Opium Runners Find Passages Along Tajik-Afghan Border
While the Pyandzh basin is well-patrolled, opium is streaming across other spots along the border. United Nations official Roberto Arbitrio told Radio Free Europe/Radio Liberty that officials had seized more than four tons of heroin in Tajikistan in 2001, up from six kilograms in 1996. RFE/RL also quoted Arbitrio as saying that Tajiks had increased the total land area devoted to opium by 50 percent. As these statistics indicate, Tajiks can reasonably wonder what happens elsewhere on the border while troops protect the Pyandzh crossing.
Besides the basin of the full flowing Pyandzh River, so well known among the TV viewers, the border takes a longer run over the mountainous region. It is not feasible to build guard towers and footprint lines on this portion. This region, which includes Takhar and most of Badakhshan province, produces the biggest share of northern Afghanistan's heroin. Traffickers carry it into neighboring Kunduz, which consists predominantly of steppes and semi-arid land. People carry poppies to the river for cultivation; like wheat or barley, opium poppies require irrigation systems. Villagers along the Kunduz River who used to trade cotton and sesame seeds with Pakistani wholesalers have begun growing and selling poppy.

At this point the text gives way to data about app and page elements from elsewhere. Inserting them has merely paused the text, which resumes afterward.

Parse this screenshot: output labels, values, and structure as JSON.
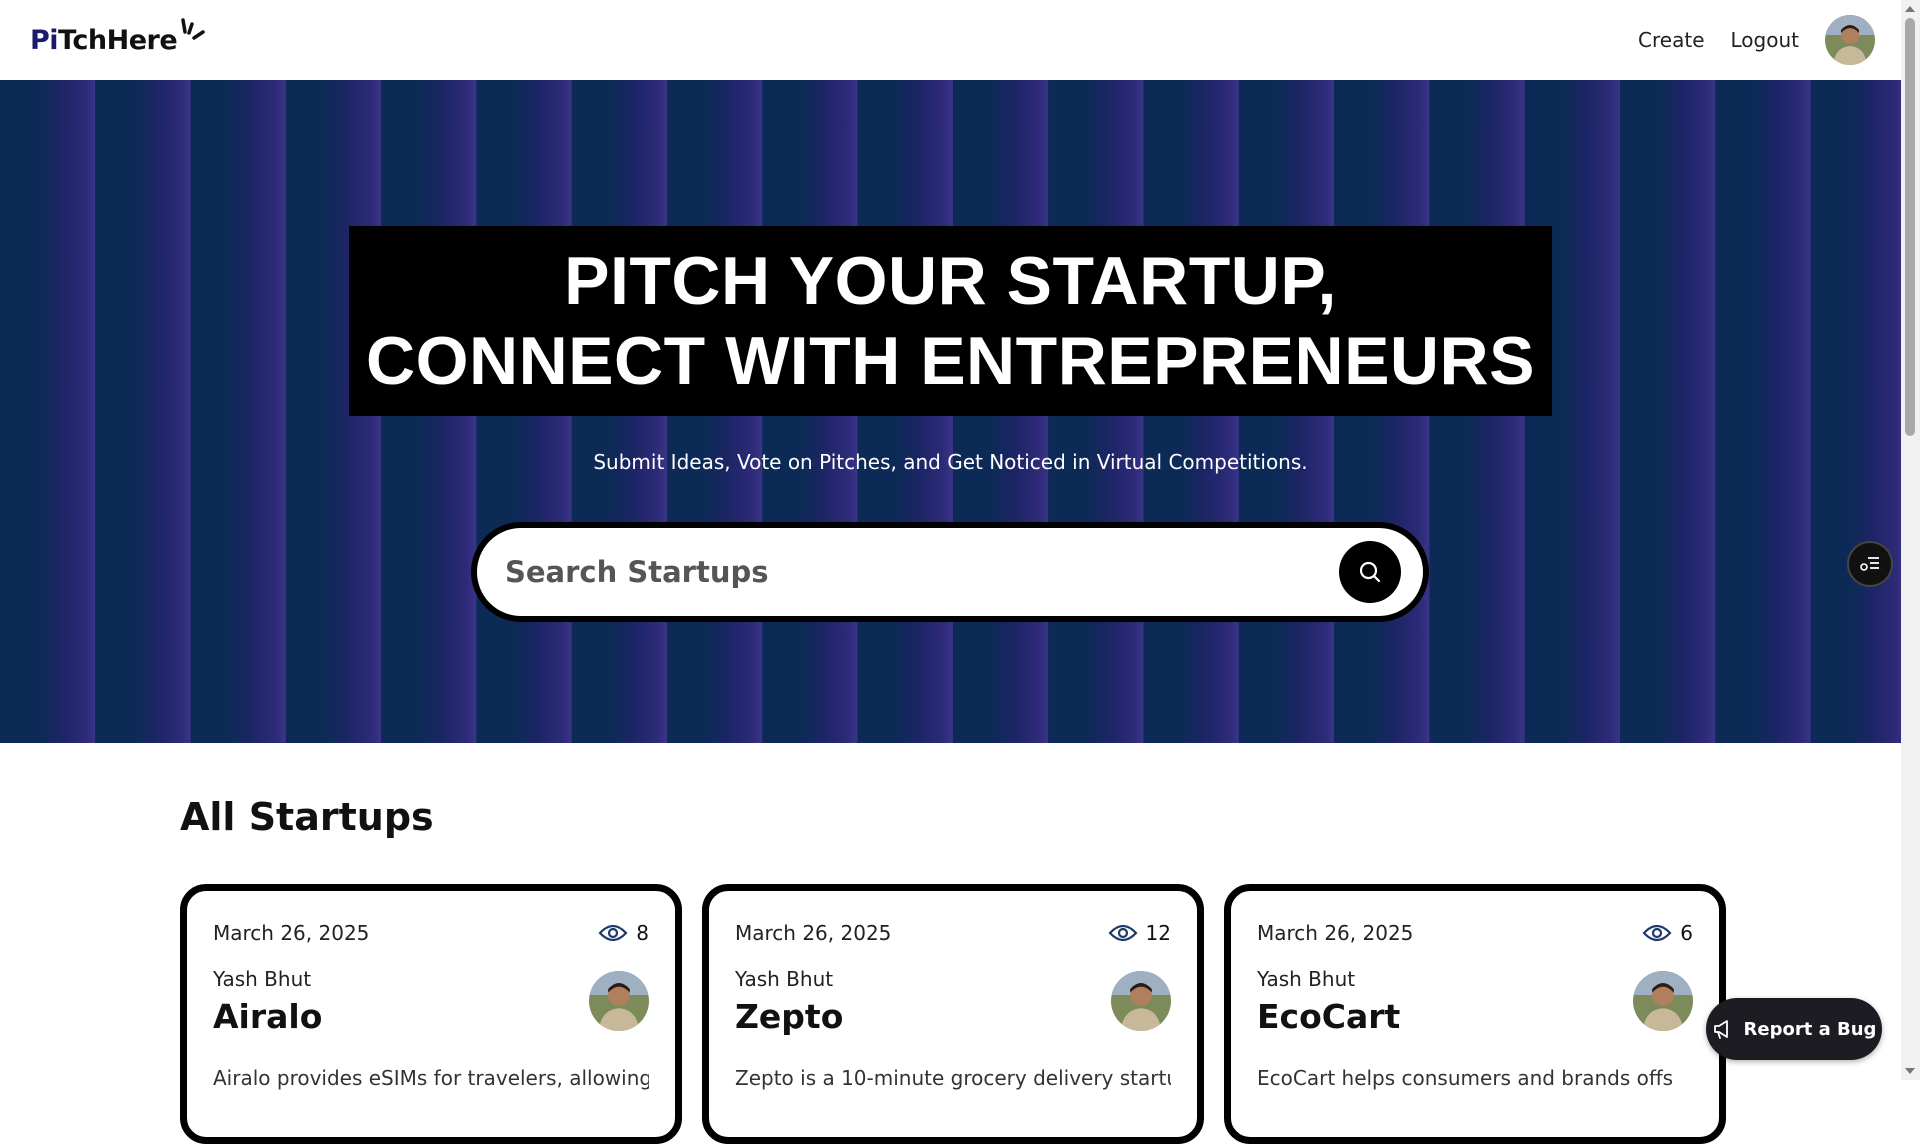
{
  "navbar": {
    "logo_prefix": "Pi",
    "logo_rest": "TchHere",
    "links": {
      "create": "Create",
      "logout": "Logout"
    },
    "avatar_icon": "user-avatar"
  },
  "hero": {
    "title_line1": "PITCH YOUR STARTUP,",
    "title_line2": "CONNECT WITH ENTREPRENEURS",
    "subtitle": "Submit Ideas, Vote on Pitches, and Get Noticed in Virtual Competitions.",
    "search": {
      "placeholder": "Search Startups",
      "value": "",
      "icon": "search-icon"
    }
  },
  "startups_section": {
    "title": "All Startups",
    "cards": [
      {
        "date": "March 26, 2025",
        "views": "8",
        "author": "Yash Bhut",
        "name": "Airalo",
        "description": "Airalo provides eSIMs for travelers, allowing t"
      },
      {
        "date": "March 26, 2025",
        "views": "12",
        "author": "Yash Bhut",
        "name": "Zepto",
        "description": "Zepto is a 10-minute grocery delivery startu"
      },
      {
        "date": "March 26, 2025",
        "views": "6",
        "author": "Yash Bhut",
        "name": "EcoCart",
        "description": "EcoCart helps consumers and brands offs"
      }
    ]
  },
  "report_bug": {
    "label": "Report a Bug",
    "icon": "megaphone-icon"
  },
  "colors": {
    "hero_dark": "#0c2a55",
    "hero_purple": "#3a3488",
    "black": "#000000"
  }
}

They do so wherever they can. One villager told EurasiaNet that he administered poppy as medicine to his sick mother, then confessed that he sold some of the leftover "yield." Since raw opium commands a price as much as ten times richer than wheat does, this sort of behavior has grown widespread. Moreover, poppy requires less effort in cultivation than grain. And in Badakhshan, where a mountain foot serves as a border, the road crosses poppy fields as it climbs. Any land on the mountain slope that promises any use for cultivation is ploughed up, seeded with poppy, and tilled. Villagers have even moved soil and covered stones, using buffaloes and donkeys, to clear more land. They distribute soil in a thick layer so that the stones are fully covered and poppy roots have enough space to grow. When spring rains destroy this layer of fertile soil, farmers repeat the process for the next season. Farmers say soil lasts two or three seasons, then must lie fallow for three or four years.

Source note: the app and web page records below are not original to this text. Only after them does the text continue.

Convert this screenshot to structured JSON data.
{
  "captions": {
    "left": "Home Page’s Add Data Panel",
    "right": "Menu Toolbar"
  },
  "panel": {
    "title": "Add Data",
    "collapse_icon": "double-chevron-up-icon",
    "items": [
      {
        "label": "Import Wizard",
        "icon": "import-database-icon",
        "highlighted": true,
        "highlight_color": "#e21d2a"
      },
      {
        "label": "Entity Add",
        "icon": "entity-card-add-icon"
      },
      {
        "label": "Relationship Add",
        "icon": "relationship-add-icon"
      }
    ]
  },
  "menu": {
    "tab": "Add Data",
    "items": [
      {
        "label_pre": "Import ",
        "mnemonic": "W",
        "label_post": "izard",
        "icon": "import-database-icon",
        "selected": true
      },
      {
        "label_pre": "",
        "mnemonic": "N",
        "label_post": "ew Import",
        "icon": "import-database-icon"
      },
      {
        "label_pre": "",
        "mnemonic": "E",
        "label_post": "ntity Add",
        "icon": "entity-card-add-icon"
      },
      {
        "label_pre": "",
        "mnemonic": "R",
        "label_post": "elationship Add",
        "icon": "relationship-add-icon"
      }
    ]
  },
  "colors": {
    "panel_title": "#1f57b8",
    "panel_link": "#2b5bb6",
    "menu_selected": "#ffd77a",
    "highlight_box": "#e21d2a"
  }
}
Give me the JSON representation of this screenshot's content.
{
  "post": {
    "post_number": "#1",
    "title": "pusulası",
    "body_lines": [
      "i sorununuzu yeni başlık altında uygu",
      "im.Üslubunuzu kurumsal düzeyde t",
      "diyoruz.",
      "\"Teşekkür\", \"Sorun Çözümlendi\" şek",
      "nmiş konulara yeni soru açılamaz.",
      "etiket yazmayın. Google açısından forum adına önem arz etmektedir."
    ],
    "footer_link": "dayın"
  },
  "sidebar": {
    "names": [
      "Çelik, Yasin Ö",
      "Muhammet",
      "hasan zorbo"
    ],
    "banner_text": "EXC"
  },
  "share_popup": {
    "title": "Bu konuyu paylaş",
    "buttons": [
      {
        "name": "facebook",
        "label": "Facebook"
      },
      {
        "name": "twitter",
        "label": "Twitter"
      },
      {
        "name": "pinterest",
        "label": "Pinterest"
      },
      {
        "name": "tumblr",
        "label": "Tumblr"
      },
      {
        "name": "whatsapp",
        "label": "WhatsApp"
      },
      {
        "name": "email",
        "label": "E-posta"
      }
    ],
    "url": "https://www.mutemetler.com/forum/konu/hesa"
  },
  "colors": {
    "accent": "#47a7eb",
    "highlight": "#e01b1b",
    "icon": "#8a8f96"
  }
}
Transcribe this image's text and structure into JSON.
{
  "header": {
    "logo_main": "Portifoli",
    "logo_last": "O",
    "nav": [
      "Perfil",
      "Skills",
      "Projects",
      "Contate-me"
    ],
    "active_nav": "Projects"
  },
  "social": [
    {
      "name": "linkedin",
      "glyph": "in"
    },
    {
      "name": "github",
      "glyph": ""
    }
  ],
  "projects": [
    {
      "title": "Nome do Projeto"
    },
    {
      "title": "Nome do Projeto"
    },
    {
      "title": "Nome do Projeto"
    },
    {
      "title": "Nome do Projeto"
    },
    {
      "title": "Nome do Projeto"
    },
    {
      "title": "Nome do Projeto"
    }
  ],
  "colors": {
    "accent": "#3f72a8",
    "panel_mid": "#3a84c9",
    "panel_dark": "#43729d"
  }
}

Afghan President Hamid Karzai has promised to enforce a ban on poppy production, but he will need helicopters to even see where farmers are growing opium behind the major roads. The Taliban have never controlled Badakhshan, making poppy production relatively entrenched and leaving the soil relatively free of battle damage. Residents are as poor there as they are elsewhere in the region. The local police chief knows where and how many poppy plots are being sown, but declined to talk about it in detail. He urges international organizations to help rebuild irrigation systems and roads so that farmers could economically produce and export legitimate crops.
Meanwhile, farmers sell their poppy yield to hungry buyers. Local officials refuse to discuss the transport of heroin between Tajikistan and Afghanistan, but an observer can see drugs travel frequently between Badakhshan and Tajikistan's (similarly named) Gorno-Badakhshan oblast. Sometimes these shipments travel close to trucks delivering humanitarian aid to Afghanistan. Traffickers choose landlocked crossings like the route between Ishkashim, Afghanistan and Khorog, Tajikistan, which includes three guards along 160 kilometers. As Tajiks and their Russian trainers watch the Pyandzh, this sort of flow is likely to gain speed and volume.
Egamberdy Kabulov is a freelance writer specializing in Central Asian affairs.